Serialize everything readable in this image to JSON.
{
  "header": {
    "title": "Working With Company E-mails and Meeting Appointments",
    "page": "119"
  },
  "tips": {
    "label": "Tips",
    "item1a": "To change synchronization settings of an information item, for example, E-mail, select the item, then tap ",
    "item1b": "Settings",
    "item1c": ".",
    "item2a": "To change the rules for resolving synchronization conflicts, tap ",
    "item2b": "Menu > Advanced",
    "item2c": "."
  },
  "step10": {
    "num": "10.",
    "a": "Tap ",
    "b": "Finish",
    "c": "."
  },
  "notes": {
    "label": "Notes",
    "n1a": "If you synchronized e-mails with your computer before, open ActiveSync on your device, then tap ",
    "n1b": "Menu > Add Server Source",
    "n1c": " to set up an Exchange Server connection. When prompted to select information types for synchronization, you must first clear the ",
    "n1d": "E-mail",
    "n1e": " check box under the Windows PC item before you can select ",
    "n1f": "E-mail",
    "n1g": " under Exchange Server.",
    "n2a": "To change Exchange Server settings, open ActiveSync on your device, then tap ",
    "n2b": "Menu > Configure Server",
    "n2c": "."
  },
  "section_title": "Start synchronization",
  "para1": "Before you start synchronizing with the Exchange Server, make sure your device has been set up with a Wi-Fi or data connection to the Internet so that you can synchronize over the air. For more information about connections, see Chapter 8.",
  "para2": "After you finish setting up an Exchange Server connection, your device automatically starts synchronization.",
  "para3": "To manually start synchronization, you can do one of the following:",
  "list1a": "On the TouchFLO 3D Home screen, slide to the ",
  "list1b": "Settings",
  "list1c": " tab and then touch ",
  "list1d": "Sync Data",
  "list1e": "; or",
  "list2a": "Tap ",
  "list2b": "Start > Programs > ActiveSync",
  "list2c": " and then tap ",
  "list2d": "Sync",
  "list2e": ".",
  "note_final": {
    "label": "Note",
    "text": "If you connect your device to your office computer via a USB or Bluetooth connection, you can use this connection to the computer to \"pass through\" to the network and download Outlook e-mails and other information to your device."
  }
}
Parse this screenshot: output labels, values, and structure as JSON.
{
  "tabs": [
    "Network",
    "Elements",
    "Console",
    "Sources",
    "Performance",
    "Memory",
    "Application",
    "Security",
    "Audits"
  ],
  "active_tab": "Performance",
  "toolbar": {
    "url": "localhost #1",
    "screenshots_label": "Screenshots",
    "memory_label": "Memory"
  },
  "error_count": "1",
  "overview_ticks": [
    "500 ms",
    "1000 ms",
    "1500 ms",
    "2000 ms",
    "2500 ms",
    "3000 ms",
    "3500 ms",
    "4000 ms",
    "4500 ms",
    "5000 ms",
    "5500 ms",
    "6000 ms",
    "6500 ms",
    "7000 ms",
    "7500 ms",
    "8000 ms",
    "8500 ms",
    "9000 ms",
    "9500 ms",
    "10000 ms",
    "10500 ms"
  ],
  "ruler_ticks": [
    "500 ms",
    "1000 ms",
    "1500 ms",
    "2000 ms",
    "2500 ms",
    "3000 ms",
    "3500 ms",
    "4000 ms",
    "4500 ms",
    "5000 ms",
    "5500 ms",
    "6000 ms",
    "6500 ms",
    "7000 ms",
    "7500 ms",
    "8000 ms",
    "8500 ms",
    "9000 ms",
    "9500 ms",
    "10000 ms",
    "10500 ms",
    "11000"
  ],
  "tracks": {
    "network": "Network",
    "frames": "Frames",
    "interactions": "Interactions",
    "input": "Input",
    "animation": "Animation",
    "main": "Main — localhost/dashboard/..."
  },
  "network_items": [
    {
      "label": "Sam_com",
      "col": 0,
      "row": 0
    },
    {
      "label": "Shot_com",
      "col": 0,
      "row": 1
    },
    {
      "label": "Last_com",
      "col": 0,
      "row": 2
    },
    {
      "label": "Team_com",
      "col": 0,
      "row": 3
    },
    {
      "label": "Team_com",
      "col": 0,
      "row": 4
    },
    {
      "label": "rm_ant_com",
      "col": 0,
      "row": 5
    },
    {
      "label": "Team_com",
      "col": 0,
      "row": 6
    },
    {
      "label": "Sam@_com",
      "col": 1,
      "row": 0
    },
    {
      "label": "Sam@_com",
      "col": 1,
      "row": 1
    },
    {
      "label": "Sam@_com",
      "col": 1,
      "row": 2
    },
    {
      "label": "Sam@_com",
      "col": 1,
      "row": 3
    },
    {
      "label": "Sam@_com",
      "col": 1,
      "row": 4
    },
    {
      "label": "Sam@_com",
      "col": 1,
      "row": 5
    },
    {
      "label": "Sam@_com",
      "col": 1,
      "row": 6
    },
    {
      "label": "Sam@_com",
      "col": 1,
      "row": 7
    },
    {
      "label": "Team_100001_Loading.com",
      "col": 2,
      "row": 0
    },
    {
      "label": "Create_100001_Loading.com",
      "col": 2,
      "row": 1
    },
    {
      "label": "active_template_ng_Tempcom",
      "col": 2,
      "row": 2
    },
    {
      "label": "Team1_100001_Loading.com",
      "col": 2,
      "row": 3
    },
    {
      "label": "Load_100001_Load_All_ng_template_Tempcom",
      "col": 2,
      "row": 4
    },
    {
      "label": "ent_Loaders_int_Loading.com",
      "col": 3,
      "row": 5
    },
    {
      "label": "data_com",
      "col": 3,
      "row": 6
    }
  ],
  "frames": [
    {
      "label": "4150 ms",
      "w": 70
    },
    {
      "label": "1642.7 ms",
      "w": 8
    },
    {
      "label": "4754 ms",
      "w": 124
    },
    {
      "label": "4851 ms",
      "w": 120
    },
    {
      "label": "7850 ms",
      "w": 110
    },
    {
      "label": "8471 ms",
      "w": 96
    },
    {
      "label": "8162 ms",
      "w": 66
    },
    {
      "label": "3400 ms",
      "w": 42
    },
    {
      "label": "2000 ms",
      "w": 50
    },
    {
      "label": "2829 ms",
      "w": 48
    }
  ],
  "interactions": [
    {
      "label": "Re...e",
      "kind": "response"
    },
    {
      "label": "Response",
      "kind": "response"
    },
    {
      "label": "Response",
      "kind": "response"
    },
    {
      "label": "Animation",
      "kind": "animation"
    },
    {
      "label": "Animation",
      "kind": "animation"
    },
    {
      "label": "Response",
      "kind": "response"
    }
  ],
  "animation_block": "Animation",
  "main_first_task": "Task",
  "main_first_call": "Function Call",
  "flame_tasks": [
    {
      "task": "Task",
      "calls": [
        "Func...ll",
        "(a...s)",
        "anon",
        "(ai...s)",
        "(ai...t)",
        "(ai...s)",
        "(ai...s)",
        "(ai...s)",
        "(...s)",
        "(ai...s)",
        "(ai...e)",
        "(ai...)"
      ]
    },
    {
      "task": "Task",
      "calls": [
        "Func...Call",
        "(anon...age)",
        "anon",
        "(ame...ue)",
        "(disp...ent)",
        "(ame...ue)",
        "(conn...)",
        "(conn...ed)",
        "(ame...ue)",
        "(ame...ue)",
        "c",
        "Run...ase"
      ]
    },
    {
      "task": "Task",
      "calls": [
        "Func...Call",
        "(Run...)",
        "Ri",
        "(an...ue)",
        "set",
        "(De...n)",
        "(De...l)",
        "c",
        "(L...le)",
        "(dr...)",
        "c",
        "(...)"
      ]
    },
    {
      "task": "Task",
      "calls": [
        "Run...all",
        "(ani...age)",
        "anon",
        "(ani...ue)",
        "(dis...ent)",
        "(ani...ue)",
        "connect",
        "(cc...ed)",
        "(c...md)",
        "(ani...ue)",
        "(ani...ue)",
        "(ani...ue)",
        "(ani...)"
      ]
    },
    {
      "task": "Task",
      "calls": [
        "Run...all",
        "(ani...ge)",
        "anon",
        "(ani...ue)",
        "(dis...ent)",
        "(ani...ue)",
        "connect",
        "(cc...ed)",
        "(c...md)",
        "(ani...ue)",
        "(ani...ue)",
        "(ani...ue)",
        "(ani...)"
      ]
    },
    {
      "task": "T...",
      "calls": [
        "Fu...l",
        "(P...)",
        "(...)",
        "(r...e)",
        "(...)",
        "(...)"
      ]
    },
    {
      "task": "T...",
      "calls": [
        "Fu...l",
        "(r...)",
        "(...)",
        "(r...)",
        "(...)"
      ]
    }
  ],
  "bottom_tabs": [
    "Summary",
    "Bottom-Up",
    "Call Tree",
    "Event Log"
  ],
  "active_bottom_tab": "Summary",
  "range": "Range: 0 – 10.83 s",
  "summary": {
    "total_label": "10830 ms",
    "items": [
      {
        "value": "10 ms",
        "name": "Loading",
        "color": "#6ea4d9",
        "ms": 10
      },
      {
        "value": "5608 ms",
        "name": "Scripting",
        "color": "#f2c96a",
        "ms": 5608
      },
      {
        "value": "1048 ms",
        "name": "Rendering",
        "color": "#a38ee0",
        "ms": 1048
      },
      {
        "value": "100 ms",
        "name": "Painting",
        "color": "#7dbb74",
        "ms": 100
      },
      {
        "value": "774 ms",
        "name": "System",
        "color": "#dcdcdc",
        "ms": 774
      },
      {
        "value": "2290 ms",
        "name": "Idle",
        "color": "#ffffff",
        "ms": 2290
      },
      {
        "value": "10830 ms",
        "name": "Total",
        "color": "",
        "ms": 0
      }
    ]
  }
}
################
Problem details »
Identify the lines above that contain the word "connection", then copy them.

Solution for this exercise »
    "n1c": " to set up an Exchange Server connection. When prompted to select information types for synchronization, you must first clear the ",
  "para1": "Before you start synchronizing with the Exchange Server, make sure your device has been set up with a Wi-Fi or data connection to the Internet so that you can synchronize over the air. For more information about connections, see Chapter 8.",
  "para2": "After you finish setting up an Exchange Server connection, your device automatically starts synchronization.",
    "text": "If you connect your device to your office computer via a USB or Bluetooth connection, you can use this connection to the computer to \"pass through\" to the network and download Outlook e-mails and other information to your device."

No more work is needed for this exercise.